A verbatim reproduction of all the entries is needed.

Dataset rows for apps and sites
----------
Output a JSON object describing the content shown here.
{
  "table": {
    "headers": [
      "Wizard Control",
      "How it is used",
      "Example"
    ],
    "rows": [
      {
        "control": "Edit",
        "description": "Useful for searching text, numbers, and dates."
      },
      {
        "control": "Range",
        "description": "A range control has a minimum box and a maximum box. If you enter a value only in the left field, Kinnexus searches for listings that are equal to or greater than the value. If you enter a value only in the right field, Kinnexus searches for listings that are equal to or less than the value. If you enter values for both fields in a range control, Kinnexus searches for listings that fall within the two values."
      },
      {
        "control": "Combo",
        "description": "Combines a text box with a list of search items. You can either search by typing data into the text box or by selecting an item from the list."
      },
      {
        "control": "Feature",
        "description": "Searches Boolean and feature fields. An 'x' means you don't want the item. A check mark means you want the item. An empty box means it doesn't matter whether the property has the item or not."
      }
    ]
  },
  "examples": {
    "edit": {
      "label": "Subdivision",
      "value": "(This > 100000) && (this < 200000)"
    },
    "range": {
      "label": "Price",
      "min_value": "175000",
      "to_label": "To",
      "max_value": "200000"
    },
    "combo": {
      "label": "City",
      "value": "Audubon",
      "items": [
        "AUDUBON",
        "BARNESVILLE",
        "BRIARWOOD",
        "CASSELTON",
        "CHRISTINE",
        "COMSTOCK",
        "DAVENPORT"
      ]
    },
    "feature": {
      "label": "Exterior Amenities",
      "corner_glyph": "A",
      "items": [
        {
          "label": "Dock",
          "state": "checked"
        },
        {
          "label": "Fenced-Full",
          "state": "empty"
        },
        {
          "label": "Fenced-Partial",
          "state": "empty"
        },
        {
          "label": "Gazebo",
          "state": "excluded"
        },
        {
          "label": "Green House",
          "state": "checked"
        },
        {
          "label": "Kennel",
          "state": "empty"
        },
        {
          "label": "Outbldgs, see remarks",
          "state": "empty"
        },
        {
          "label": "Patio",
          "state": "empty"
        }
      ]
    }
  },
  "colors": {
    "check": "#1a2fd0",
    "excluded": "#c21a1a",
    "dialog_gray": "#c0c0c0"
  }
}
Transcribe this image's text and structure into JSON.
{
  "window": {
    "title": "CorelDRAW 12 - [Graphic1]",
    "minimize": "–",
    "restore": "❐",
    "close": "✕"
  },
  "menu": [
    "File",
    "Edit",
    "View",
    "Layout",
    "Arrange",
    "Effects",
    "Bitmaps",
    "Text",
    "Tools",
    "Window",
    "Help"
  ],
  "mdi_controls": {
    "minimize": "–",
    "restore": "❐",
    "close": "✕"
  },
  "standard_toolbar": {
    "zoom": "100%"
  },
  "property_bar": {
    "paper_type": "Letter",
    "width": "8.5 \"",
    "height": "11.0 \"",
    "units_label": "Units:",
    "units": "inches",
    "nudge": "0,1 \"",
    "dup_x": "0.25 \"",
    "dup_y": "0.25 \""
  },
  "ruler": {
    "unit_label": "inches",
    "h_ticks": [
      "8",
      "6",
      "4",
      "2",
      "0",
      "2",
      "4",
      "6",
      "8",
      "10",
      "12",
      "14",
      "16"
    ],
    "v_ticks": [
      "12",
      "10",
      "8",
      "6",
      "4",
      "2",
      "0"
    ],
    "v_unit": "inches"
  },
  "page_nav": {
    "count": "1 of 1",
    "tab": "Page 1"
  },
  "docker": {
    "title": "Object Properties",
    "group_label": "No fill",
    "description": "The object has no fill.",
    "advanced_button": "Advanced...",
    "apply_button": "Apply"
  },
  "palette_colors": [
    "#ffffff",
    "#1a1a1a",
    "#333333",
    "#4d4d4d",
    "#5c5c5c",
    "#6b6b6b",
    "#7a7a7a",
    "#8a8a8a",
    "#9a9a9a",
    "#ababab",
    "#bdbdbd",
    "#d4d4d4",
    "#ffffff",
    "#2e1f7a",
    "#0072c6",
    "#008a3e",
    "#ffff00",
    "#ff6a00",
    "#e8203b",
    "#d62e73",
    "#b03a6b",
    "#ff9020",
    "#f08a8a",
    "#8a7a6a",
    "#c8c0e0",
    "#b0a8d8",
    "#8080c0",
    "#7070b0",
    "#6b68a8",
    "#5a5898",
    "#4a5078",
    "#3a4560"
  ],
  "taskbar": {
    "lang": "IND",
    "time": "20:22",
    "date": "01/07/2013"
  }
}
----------
◆ **Expected output**:
Output a JSON object describing the content shown here.
{
  "table": {
    "headers": [
      "Wizard Control",
      "How it is used",
      "Example"
    ],
    "rows": [
      {
        "control": "Edit",
        "description": "Useful for searching text, numbers, and dates."
      },
      {
        "control": "Range",
        "description": "A range control has a minimum box and a maximum box. If you enter a value only in the left field, Kinnexus searches for listings that are equal to or greater than the value. If you enter a value only in the right field, Kinnexus searches for listings that are equal to or less than the value. If you enter values for both fields in a range control, Kinnexus searches for listings that fall within the two values."
      },
      {
        "control": "Combo",
        "description": "Combines a text box with a list of search items. You can either search by typing data into the text box or by selecting an item from the list."
      },
      {
        "control": "Feature",
        "description": "Searches Boolean and feature fields. An 'x' means you don't want the item. A check mark means you want the item. An empty box means it doesn't matter whether the property has the item or not."
      }
    ]
  },
  "examples": {
    "edit": {
      "label": "Subdivision",
      "value": "(This > 100000) && (this < 200000)"
    },
    "range": {
      "label": "Price",
      "min_value": "175000",
      "to_label": "To",
      "max_value": "200000"
    },
    "combo": {
      "label": "City",
      "value": "Audubon",
      "items": [
        "AUDUBON",
        "BARNESVILLE",
        "BRIARWOOD",
        "CASSELTON",
        "CHRISTINE",
        "COMSTOCK",
        "DAVENPORT"
      ]
    },
    "feature": {
      "label": "Exterior Amenities",
      "corner_glyph": "A",
      "items": [
        {
          "label": "Dock",
          "state": "checked"
        },
        {
          "label": "Fenced-Full",
          "state": "empty"
        },
        {
          "label": "Fenced-Partial",
          "state": "empty"
        },
        {
          "label": "Gazebo",
          "state": "excluded"
        },
        {
          "label": "Green House",
          "state": "checked"
        },
        {
          "label": "Kennel",
          "state": "empty"
        },
        {
          "label": "Outbldgs, see remarks",
          "state": "empty"
        },
        {
          "label": "Patio",
          "state": "empty"
        }
      ]
    }
  },
  "colors": {
    "check": "#1a2fd0",
    "excluded": "#c21a1a",
    "dialog_gray": "#c0c0c0"
  }
}
Transcribe this image's text and structure into JSON.
{
  "window": {
    "title": "CorelDRAW 12 - [Graphic1]",
    "minimize": "–",
    "restore": "❐",
    "close": "✕"
  },
  "menu": [
    "File",
    "Edit",
    "View",
    "Layout",
    "Arrange",
    "Effects",
    "Bitmaps",
    "Text",
    "Tools",
    "Window",
    "Help"
  ],
  "mdi_controls": {
    "minimize": "–",
    "restore": "❐",
    "close": "✕"
  },
  "standard_toolbar": {
    "zoom": "100%"
  },
  "property_bar": {
    "paper_type": "Letter",
    "width": "8.5 \"",
    "height": "11.0 \"",
    "units_label": "Units:",
    "units": "inches",
    "nudge": "0,1 \"",
    "dup_x": "0.25 \"",
    "dup_y": "0.25 \""
  },
  "ruler": {
    "unit_label": "inches",
    "h_ticks": [
      "8",
      "6",
      "4",
      "2",
      "0",
      "2",
      "4",
      "6",
      "8",
      "10",
      "12",
      "14",
      "16"
    ],
    "v_ticks": [
      "12",
      "10",
      "8",
      "6",
      "4",
      "2",
      "0"
    ],
    "v_unit": "inches"
  },
  "page_nav": {
    "count": "1 of 1",
    "tab": "Page 1"
  },
  "docker": {
    "title": "Object Properties",
    "group_label": "No fill",
    "description": "The object has no fill.",
    "advanced_button": "Advanced...",
    "apply_button": "Apply"
  },
  "palette_colors": [
    "#ffffff",
    "#1a1a1a",
    "#333333",
    "#4d4d4d",
    "#5c5c5c",
    "#6b6b6b",
    "#7a7a7a",
    "#8a8a8a",
    "#9a9a9a",
    "#ababab",
    "#bdbdbd",
    "#d4d4d4",
    "#ffffff",
    "#2e1f7a",
    "#0072c6",
    "#008a3e",
    "#ffff00",
    "#ff6a00",
    "#e8203b",
    "#d62e73",
    "#b03a6b",
    "#ff9020",
    "#f08a8a",
    "#8a7a6a",
    "#c8c0e0",
    "#b0a8d8",
    "#8080c0",
    "#7070b0",
    "#6b68a8",
    "#5a5898",
    "#4a5078",
    "#3a4560"
  ],
  "taskbar": {
    "lang": "IND",
    "time": "20:22",
    "date": "01/07/2013"
  }
}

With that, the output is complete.